Required action -
Which lines of the data hold the word "selected"? Copy all of them.

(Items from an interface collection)
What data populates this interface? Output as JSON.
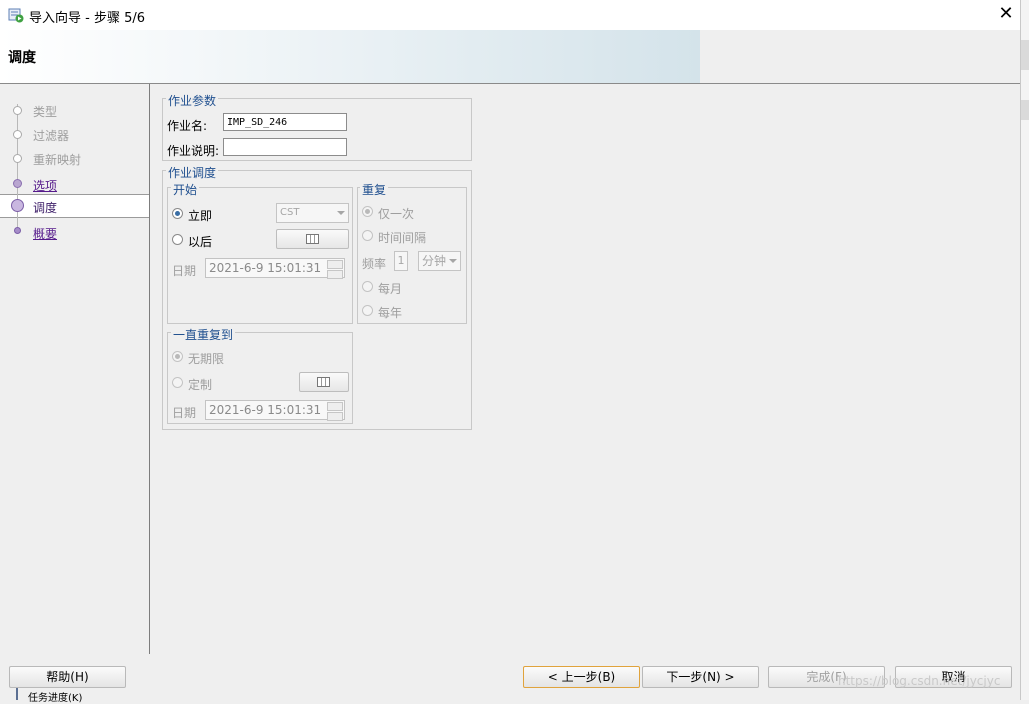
{
  "window": {
    "title": "导入向导 - 步骤 5/6"
  },
  "header": {
    "title": "调度"
  },
  "nav": {
    "items": [
      {
        "label": "类型",
        "state": "done"
      },
      {
        "label": "过滤器",
        "state": "done"
      },
      {
        "label": "重新映射",
        "state": "done"
      },
      {
        "label": "选项",
        "state": "link"
      },
      {
        "label": "调度",
        "state": "current"
      },
      {
        "label": "概要",
        "state": "link"
      }
    ]
  },
  "job_params": {
    "legend": "作业参数",
    "name_label": "作业名:",
    "name_value": "IMP_SD_246",
    "desc_label": "作业说明:",
    "desc_value": ""
  },
  "job_schedule": {
    "legend": "作业调度",
    "start": {
      "legend": "开始",
      "immediate_label": "立即",
      "later_label": "以后",
      "timezone": "CST",
      "date_label": "日期",
      "date_value": "2021-6-9 15:01:31",
      "selected": "immediate"
    },
    "repeat": {
      "legend": "重复",
      "once_label": "仅一次",
      "interval_label": "时间间隔",
      "freq_label": "频率",
      "freq_value": "1",
      "freq_unit": "分钟",
      "monthly_label": "每月",
      "yearly_label": "每年",
      "selected": "once"
    },
    "until": {
      "legend": "一直重复到",
      "forever_label": "无期限",
      "custom_label": "定制",
      "date_label": "日期",
      "date_value": "2021-6-9 15:01:31",
      "selected": "forever"
    }
  },
  "buttons": {
    "help": "帮助(H)",
    "back": "< 上一步(B)",
    "next": "下一步(N) >",
    "finish": "完成(F)",
    "cancel": "取消"
  },
  "status": {
    "text": "任务进度(K)"
  },
  "watermark": "https://blog.csdn.net/jycjyc"
}
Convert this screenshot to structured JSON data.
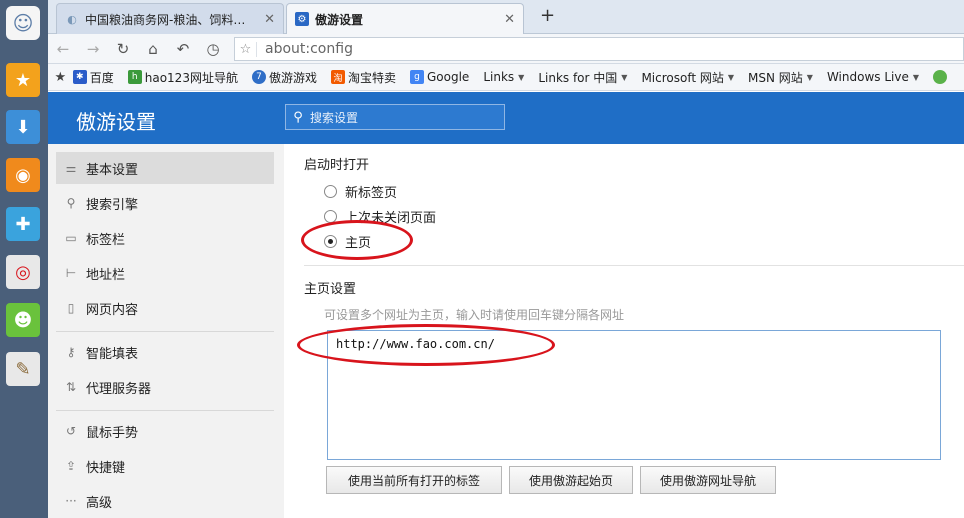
{
  "tabs": [
    {
      "title": "中国粮油商务网-粮油、饲料…",
      "close": "✕"
    },
    {
      "title": "傲游设置",
      "close": "✕"
    }
  ],
  "newtab": "+",
  "address": {
    "url": "about:config"
  },
  "bookmarks": [
    {
      "label": "百度",
      "color": "#2a5cc9",
      "dropdown": false
    },
    {
      "label": "hao123网址导航",
      "color": "#3b9a3b",
      "dropdown": false
    },
    {
      "label": "傲游游戏",
      "color": "#2f6ec7",
      "dropdown": false
    },
    {
      "label": "淘宝特卖",
      "color": "#f25a00",
      "dropdown": false
    },
    {
      "label": "Google",
      "color": "#4285f4",
      "dropdown": false
    },
    {
      "label": "Links",
      "color": "",
      "dropdown": true
    },
    {
      "label": "Links for 中国",
      "color": "",
      "dropdown": true
    },
    {
      "label": "Microsoft 网站",
      "color": "",
      "dropdown": true
    },
    {
      "label": "MSN 网站",
      "color": "",
      "dropdown": true
    },
    {
      "label": "Windows Live",
      "color": "",
      "dropdown": true
    }
  ],
  "header": {
    "title": "傲游设置",
    "search_placeholder": "搜索设置"
  },
  "nav": [
    {
      "label": "基本设置",
      "icon": "sliders-icon"
    },
    {
      "label": "搜索引擎",
      "icon": "search-icon"
    },
    {
      "label": "标签栏",
      "icon": "tabs-icon"
    },
    {
      "label": "地址栏",
      "icon": "addressbar-icon"
    },
    {
      "label": "网页内容",
      "icon": "page-icon"
    },
    {
      "label": "智能填表",
      "icon": "key-icon"
    },
    {
      "label": "代理服务器",
      "icon": "proxy-icon"
    },
    {
      "label": "鼠标手势",
      "icon": "mouse-gesture-icon"
    },
    {
      "label": "快捷键",
      "icon": "shortcut-icon"
    },
    {
      "label": "高级",
      "icon": "more-icon"
    }
  ],
  "startup": {
    "title": "启动时打开",
    "options": [
      "新标签页",
      "上次未关闭页面",
      "主页"
    ],
    "selected": 2
  },
  "homepage": {
    "title": "主页设置",
    "hint": "可设置多个网址为主页，输入时请使用回车键分隔各网址",
    "value": "http://www.fao.com.cn/",
    "buttons": [
      "使用当前所有打开的标签",
      "使用傲游起始页",
      "使用傲游网址导航"
    ]
  },
  "colors": {
    "accent": "#1f6ec6",
    "annotation": "#d8141c"
  }
}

Answer section -
      "selected": "immediate"
      "selected": "once"
      "selected": "forever"
    "selected": 2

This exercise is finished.